Exercise requirements: Whenever a line of the listing contains "name", it counts; give the total number of such lines and nothing more.

Extracted records:
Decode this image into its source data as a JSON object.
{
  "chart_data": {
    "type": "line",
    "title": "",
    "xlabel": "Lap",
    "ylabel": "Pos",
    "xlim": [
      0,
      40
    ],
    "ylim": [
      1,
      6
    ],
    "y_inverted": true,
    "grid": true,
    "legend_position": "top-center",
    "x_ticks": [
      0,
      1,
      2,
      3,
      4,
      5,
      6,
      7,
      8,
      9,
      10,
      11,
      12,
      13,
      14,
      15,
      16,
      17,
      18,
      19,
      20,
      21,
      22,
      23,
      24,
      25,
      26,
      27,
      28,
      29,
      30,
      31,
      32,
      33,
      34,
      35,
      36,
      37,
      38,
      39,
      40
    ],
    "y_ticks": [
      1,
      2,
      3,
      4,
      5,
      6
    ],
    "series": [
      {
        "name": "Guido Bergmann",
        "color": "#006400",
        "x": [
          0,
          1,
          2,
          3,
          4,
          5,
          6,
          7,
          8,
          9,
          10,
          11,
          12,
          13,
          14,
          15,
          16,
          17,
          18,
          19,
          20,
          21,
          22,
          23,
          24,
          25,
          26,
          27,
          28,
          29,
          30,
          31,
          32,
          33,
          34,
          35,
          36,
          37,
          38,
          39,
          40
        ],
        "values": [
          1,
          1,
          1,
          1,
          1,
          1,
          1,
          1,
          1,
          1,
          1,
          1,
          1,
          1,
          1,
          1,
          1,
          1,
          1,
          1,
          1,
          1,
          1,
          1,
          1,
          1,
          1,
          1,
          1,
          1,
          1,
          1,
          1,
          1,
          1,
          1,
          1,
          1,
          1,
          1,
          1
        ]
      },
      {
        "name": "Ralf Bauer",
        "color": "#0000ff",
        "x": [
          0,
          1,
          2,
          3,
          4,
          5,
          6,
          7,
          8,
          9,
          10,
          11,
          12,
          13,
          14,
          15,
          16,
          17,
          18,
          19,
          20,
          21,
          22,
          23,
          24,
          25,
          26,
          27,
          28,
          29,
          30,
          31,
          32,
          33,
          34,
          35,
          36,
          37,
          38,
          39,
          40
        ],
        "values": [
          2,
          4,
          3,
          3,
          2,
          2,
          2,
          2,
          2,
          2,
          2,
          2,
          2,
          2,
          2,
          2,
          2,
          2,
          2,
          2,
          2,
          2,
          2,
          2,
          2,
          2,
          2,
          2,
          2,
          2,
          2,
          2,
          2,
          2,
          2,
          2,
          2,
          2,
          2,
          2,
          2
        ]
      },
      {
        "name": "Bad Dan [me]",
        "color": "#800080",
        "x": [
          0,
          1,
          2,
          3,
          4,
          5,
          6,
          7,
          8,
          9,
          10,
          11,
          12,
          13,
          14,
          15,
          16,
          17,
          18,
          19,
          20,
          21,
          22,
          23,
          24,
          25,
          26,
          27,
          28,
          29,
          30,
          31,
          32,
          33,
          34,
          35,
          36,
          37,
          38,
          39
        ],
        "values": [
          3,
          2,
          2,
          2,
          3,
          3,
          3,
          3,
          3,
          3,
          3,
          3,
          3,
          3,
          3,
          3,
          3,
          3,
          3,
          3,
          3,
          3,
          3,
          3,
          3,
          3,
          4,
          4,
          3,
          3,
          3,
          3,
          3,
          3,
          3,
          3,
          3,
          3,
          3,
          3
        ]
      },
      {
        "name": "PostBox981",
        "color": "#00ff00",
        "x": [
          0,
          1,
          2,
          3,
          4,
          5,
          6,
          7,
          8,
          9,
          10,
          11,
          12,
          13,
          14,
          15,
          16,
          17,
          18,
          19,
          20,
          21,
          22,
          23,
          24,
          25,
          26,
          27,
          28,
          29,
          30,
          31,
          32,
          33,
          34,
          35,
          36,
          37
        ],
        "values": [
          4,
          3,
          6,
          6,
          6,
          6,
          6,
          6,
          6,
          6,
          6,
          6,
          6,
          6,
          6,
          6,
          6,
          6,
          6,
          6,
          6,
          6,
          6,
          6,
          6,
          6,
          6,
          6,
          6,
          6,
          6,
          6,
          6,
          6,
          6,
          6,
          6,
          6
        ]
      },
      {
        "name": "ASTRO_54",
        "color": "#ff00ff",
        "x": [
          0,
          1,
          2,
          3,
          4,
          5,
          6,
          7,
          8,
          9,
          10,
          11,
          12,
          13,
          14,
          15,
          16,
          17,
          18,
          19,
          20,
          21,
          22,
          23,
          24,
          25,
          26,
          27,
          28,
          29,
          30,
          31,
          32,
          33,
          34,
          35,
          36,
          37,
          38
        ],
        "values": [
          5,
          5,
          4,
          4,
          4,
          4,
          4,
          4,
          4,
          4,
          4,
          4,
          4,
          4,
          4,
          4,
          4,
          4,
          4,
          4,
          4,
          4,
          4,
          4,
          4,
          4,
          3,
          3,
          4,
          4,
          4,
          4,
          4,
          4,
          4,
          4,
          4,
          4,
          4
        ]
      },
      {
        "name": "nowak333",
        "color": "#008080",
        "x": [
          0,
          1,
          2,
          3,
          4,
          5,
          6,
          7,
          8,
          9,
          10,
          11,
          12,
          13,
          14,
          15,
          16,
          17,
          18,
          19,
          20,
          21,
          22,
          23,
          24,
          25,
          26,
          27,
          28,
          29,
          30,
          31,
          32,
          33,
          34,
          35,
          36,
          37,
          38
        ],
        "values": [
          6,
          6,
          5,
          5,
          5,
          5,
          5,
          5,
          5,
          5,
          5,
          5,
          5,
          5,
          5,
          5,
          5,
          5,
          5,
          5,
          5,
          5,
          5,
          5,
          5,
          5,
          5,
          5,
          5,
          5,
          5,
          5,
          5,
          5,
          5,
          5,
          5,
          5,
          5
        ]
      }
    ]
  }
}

Task response: 6